John is performing in some dance shows tonight at 8pm and tomorrow at 2 and 8 pm. He let me sit in on the dress rehearsal Wednesday night and I really enjoyed it!
I went to the Claire Trevor Dance theater and stood in line while everyone was seated. It was a different crowd then I see on this side of campus,
some people even smelled nice. Nobody knew what an electron was. A brave few were wearing short shorts (which was confusing
because I was cold* in a jacket).
The actual performance is divvied up into separate pieces with a subset of the dancers. The first seemed to be an exercise in direction. Performers are often given directions in terms of moving spatially on the stage (to stage left or stage right or upstage or downstage), but the opening piece seemed to dabble in coordinating in stage time having performers all offset themselves temporally like the instrument tracks on The Beatles' Blue Jay Way.
If the first piece represents a spread of a individual performers circulating around a central theme, the second piece is more centrally focused on placing a performer either individually or with an ensemble of other performs in that central theme and letting the ensemble push them to a very intense peak...or just letting the dancers patience and hard work communicate.
One of the most articulate, poignant pieces of dance I have seen appears here. I will let the performance speak for itself, but needless to say it's worth paying close attention to it. You'll know which one I'm talking about.
The pieces cover a broad range of thematic elements from very precise personifications of out of body concepts (growth, delicacy, etc.) to more abstract communications through dance. John finally appears where a trio of handsome, super toned dudes is required, so it's an obvious fit. This pieces seemed to be an ode to the sort of power from the human personality and body that peppers lots of Greek mythology. This was one of many times that I really noticed the lighting playing a perfectly natural role in the dancer's performance, but really every piece seems tuned in both costume, lighting, and smoke machines.

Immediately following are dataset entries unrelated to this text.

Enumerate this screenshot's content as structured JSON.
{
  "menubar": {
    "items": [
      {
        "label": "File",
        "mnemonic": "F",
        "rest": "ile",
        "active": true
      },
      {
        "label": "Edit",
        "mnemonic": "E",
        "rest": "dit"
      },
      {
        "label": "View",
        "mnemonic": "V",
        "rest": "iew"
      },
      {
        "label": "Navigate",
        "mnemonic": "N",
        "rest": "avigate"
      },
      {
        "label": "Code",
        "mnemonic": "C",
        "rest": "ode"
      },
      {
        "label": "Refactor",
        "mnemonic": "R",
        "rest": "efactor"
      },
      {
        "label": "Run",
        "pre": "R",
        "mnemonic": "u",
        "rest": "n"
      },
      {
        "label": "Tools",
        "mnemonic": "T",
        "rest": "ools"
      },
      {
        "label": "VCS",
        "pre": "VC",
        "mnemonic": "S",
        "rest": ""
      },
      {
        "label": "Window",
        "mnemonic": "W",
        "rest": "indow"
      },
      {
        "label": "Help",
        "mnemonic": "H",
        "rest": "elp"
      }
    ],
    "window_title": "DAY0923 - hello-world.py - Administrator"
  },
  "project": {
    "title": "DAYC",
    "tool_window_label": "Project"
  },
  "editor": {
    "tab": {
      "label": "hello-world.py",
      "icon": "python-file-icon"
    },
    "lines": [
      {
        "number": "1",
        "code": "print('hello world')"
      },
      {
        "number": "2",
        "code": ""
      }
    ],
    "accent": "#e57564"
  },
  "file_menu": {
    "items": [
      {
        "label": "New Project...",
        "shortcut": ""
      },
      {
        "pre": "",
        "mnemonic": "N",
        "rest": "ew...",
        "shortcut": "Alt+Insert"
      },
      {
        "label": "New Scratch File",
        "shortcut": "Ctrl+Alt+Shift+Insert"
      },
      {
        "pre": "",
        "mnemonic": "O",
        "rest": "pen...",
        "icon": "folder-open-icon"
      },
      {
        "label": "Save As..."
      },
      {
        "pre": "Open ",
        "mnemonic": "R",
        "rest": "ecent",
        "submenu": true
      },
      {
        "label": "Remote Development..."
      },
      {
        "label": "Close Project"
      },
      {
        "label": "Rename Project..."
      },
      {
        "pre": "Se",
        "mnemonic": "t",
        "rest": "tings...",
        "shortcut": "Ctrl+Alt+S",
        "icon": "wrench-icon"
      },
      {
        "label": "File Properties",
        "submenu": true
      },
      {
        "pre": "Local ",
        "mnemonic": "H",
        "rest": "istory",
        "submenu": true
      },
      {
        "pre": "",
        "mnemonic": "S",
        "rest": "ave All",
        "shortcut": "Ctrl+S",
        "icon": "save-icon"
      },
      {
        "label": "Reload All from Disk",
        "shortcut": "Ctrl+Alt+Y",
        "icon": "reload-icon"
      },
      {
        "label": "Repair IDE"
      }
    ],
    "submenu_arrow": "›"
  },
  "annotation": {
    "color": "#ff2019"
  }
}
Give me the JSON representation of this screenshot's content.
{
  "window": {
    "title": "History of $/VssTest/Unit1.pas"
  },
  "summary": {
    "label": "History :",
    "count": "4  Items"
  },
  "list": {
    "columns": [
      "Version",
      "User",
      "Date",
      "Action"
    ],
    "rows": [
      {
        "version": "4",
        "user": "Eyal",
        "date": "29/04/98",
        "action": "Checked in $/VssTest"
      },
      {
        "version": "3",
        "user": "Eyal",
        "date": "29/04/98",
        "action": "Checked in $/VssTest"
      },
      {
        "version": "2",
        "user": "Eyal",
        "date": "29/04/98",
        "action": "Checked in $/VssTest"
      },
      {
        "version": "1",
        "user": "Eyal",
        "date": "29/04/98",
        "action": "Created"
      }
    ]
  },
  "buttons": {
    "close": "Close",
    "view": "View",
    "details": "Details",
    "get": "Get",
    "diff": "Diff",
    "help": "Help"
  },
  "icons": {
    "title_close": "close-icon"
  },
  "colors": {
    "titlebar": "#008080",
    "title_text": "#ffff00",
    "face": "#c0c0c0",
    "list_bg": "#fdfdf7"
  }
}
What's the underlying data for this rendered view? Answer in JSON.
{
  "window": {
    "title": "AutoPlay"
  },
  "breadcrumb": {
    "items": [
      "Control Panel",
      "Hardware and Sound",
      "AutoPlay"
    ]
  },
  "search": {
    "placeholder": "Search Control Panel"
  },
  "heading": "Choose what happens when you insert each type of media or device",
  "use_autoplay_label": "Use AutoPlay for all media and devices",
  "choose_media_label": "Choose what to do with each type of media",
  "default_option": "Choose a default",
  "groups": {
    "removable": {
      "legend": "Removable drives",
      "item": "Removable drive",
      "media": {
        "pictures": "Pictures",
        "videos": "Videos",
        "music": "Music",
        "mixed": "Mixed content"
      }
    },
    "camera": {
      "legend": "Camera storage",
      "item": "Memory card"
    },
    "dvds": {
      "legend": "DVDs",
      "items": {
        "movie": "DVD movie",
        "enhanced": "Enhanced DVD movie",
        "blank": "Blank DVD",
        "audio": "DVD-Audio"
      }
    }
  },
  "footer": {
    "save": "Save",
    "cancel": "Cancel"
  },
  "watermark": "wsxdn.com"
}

One piece in act two in particular was a delight. It managed to enlarge my perception of the stage spatially. Dancers in the piece that I'm talking about are constantly exchanging themselves over a relatively small area; I imagine the piece has the same effect as a school of fish would on a predator and pleasantly forced my focus on the wide variety of dances everywhere. This might be construed as a slight against the performance, but it's not. Instead, it's a very effective technique that the dancers performed well.
I would caution that this might have something to do with where I was sitting (meaning, the middle and slightly stage right). In retrospect, I would have like to have sat at the back for the first act since a lot of the performances stack the players from front to back on the stage and I may have missed the back end players. However, the second act lends itself to a seat that it right up front to catch the textural interchanging that I've been talking about. It might be worth thinking about that briefly before you head to the performance.
John returns for another piece that surely required an acrobatically
intense training. I don't want to spoil anything, but it's good.
The final piece seemingly returns to the adventures in stage time that were present in the first piece and here the lighting almost acts like another performer. I thought I caught thematic threads from all the previous pieces sewn up nicely in this ultimate piece. Even the lighting plays a powerful role in this last piece; the performers artistically threw themselves and the kitchen sink in this one to cap off a great show. The director keeps the surprises coming frequently with strength. You might even want to go twice.
Guest written by John.